- Opening Delimiter -

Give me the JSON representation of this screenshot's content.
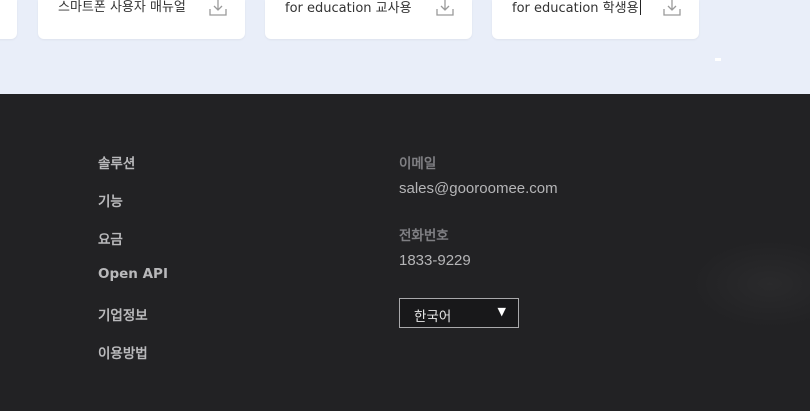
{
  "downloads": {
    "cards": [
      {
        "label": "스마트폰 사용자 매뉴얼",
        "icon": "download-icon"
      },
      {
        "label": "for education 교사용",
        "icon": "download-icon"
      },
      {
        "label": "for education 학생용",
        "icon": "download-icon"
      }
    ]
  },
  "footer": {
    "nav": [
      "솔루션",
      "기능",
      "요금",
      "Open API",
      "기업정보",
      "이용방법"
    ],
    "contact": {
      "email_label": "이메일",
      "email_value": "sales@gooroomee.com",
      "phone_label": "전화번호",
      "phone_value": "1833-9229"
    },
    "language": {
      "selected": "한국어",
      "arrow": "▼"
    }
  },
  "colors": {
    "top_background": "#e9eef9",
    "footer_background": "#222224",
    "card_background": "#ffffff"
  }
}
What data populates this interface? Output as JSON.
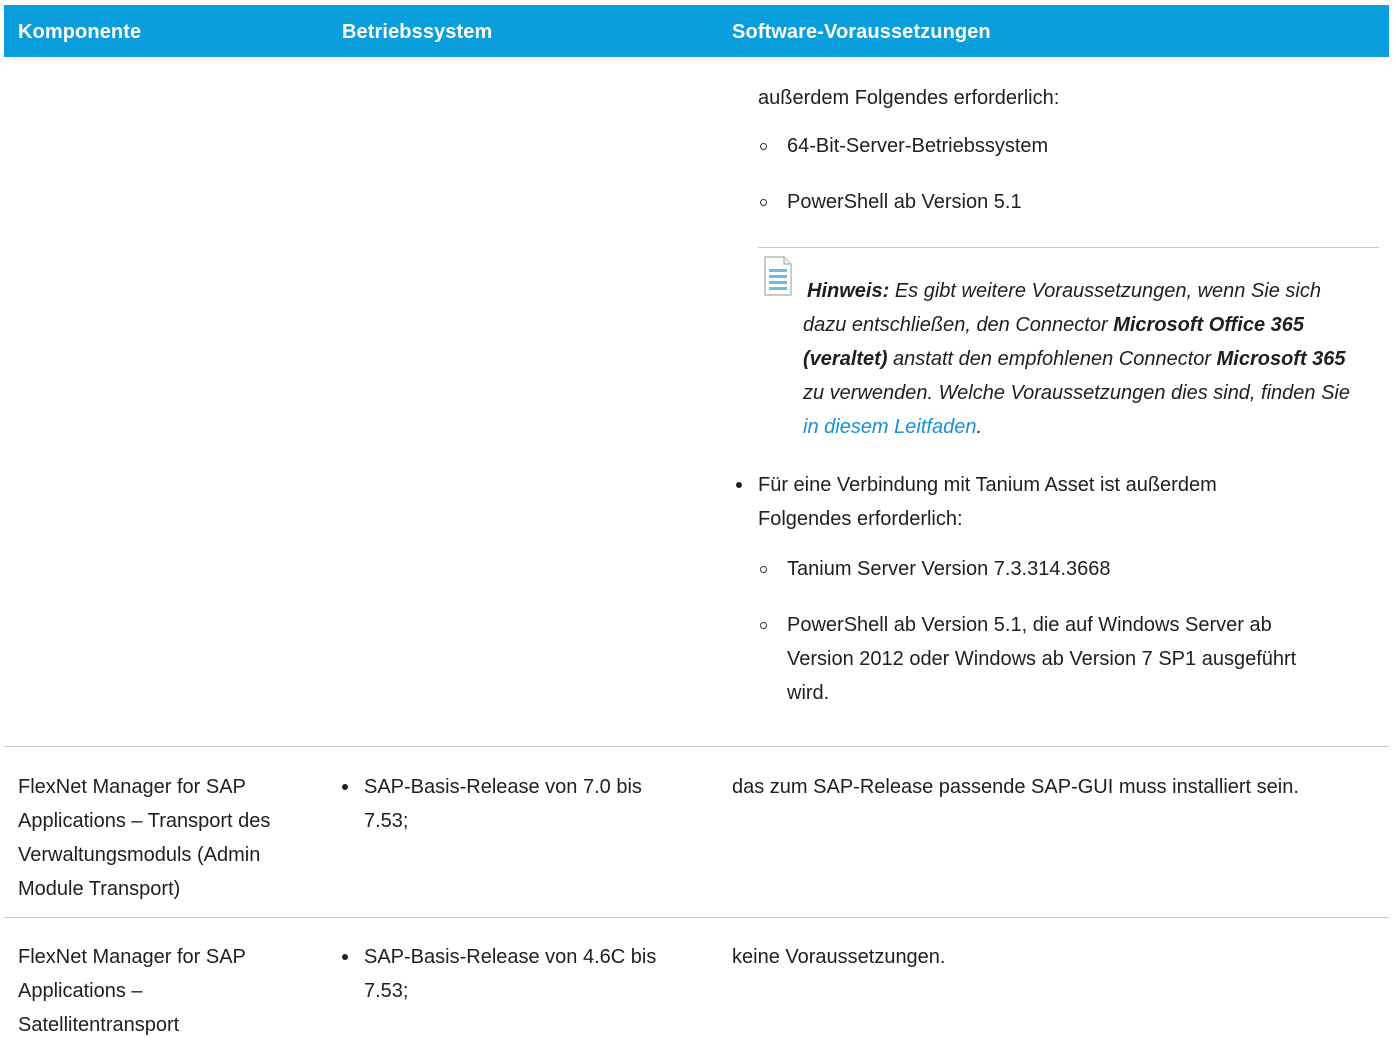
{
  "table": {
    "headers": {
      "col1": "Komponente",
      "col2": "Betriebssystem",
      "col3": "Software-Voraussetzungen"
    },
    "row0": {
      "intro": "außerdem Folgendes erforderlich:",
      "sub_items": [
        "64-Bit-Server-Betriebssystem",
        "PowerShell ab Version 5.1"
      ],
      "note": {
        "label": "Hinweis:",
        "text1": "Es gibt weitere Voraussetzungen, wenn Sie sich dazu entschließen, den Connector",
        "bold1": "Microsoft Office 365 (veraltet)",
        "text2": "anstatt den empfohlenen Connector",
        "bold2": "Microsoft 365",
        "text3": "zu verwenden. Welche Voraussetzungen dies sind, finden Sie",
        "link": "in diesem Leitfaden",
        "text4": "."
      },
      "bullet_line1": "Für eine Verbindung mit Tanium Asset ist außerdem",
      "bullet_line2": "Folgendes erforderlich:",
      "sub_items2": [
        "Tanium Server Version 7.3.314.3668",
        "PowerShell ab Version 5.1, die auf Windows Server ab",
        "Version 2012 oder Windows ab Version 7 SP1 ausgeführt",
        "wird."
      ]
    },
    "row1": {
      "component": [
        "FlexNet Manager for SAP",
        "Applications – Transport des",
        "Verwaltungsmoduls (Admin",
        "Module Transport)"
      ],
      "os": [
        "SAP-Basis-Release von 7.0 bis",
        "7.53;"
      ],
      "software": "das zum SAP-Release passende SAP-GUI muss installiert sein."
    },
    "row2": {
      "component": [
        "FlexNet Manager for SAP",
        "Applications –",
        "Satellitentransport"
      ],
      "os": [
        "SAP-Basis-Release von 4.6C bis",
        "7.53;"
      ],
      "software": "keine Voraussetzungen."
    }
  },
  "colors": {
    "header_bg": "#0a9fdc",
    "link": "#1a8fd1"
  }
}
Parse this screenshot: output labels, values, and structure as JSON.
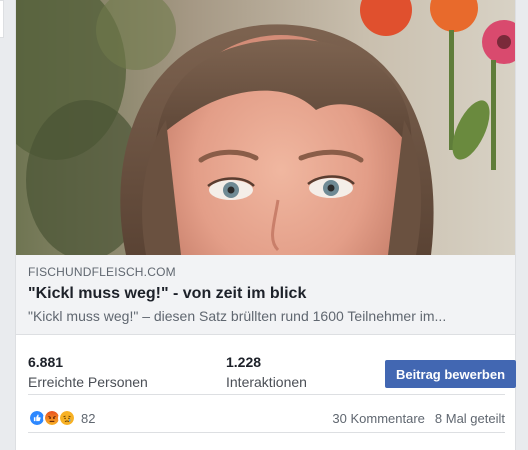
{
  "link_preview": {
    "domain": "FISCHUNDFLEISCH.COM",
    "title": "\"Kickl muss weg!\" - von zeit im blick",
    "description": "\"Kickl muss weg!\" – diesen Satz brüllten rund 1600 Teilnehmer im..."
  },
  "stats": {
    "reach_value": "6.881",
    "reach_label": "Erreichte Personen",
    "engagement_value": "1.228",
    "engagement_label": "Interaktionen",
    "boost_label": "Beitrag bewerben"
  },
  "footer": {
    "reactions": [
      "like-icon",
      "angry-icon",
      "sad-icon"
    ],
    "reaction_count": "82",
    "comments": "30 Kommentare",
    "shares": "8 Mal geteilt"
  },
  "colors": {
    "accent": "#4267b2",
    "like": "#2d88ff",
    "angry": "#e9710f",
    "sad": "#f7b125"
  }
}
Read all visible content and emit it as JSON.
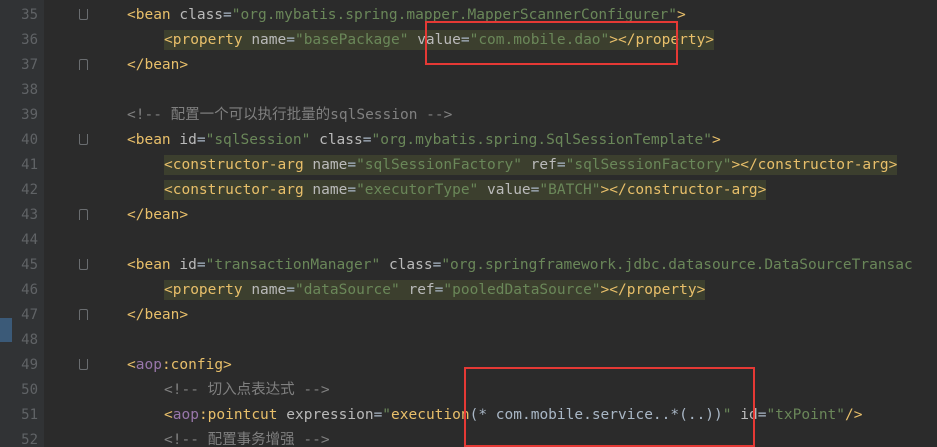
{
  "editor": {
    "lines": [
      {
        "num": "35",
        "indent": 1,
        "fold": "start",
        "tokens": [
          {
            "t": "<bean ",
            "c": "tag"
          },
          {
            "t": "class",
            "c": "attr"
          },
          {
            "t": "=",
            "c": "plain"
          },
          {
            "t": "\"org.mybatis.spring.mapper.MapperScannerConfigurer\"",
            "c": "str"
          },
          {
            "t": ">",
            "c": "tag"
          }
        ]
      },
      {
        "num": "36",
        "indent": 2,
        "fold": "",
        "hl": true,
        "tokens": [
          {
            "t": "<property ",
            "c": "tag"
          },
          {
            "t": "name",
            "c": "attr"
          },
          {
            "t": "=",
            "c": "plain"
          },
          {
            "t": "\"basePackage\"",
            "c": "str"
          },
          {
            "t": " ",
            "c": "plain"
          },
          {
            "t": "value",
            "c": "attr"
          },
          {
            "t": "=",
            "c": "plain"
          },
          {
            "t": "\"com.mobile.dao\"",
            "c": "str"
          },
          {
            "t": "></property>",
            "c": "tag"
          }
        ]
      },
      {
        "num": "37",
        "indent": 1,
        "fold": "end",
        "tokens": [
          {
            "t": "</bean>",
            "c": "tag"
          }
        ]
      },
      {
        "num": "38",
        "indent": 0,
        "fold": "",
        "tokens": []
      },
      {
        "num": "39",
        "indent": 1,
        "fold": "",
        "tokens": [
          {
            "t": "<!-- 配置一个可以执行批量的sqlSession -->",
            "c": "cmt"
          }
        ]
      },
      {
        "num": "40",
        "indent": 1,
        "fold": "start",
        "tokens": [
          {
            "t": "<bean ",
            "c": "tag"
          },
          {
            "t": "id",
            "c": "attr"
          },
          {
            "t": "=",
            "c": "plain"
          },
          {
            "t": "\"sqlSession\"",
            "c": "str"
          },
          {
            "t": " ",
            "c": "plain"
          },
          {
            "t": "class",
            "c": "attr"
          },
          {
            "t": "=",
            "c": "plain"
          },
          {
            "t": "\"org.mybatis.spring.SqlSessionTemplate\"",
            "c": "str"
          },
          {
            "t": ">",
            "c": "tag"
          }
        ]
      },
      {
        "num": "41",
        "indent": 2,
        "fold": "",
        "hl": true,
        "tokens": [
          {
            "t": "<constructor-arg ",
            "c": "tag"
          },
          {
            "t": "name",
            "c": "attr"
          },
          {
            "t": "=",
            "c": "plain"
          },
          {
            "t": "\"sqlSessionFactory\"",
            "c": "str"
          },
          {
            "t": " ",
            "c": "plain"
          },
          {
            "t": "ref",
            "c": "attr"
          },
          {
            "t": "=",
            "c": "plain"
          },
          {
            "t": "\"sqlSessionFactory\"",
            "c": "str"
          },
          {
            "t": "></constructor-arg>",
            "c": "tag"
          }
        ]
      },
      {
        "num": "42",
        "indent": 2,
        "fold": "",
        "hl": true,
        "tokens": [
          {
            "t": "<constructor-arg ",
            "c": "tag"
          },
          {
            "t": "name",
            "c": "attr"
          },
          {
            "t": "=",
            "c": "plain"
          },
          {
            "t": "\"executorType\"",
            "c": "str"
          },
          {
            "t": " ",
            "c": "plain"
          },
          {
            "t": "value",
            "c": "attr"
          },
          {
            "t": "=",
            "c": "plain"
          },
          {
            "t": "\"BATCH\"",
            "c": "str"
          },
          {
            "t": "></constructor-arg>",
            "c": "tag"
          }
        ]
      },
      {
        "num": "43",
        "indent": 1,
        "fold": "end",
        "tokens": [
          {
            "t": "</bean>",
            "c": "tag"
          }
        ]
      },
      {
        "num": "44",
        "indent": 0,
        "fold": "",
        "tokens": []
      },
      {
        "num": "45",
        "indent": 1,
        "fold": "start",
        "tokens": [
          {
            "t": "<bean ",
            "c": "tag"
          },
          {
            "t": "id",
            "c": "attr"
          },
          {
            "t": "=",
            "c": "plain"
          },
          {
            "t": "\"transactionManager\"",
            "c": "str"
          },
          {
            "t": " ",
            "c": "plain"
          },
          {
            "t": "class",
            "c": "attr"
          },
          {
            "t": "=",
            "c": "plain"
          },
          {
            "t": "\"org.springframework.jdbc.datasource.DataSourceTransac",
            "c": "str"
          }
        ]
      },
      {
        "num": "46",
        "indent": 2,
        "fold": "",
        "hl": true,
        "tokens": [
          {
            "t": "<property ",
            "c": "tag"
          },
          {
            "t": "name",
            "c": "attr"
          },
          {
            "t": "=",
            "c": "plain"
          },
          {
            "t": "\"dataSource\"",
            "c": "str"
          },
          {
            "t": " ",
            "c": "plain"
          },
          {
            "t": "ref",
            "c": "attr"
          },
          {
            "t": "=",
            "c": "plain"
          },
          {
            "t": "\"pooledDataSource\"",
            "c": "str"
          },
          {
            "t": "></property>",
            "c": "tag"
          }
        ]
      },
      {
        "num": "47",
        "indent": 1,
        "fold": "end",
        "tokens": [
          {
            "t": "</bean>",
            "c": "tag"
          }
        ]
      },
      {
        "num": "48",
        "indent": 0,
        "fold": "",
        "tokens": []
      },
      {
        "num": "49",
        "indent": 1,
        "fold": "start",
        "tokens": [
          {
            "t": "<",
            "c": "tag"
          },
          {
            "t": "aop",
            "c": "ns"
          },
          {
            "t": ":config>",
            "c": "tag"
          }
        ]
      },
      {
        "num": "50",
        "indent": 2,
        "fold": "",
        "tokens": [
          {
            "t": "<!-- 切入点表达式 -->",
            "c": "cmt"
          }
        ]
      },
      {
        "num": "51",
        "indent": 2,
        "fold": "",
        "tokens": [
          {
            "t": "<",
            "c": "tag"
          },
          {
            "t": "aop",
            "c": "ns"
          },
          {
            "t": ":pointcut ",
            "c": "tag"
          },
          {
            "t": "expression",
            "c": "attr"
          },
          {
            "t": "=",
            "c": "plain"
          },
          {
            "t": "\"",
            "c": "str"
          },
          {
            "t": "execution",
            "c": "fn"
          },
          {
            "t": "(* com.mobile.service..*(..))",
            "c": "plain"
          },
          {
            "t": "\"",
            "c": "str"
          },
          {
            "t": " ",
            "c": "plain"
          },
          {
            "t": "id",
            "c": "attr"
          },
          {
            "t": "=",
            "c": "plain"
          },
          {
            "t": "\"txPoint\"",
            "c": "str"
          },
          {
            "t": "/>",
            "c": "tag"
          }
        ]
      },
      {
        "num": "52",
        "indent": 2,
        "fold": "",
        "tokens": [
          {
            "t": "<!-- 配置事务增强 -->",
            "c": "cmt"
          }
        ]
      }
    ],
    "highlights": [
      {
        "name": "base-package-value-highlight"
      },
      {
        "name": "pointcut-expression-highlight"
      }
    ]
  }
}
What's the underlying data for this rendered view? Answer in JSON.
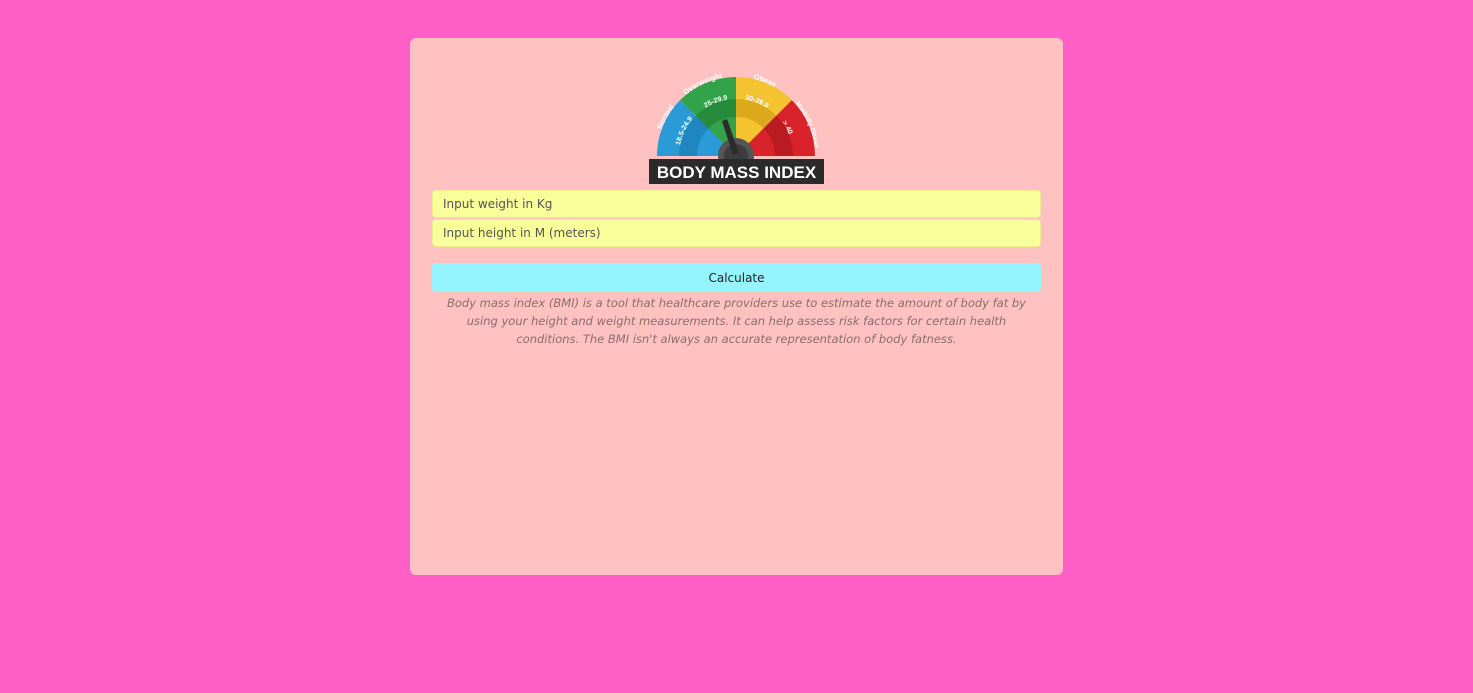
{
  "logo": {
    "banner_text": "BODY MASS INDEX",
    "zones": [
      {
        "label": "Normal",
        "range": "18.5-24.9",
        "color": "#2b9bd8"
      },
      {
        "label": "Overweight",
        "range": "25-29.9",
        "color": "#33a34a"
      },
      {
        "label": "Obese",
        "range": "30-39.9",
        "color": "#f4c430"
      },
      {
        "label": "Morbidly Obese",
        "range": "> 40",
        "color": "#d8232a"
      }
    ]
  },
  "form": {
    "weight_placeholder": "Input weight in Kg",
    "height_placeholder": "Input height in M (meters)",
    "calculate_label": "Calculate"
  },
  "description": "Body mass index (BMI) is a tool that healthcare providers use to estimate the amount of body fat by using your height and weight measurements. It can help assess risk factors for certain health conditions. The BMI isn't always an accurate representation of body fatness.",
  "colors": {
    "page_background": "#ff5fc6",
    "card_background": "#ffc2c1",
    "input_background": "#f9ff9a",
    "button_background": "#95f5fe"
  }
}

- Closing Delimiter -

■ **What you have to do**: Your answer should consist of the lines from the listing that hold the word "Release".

■ **Answer to the problem**:
        "SAP-Basis-Release von 7.0 bis",
      "software": "das zum SAP-Release passende SAP-GUI muss installiert sein."
        "SAP-Basis-Release von 4.6C bis",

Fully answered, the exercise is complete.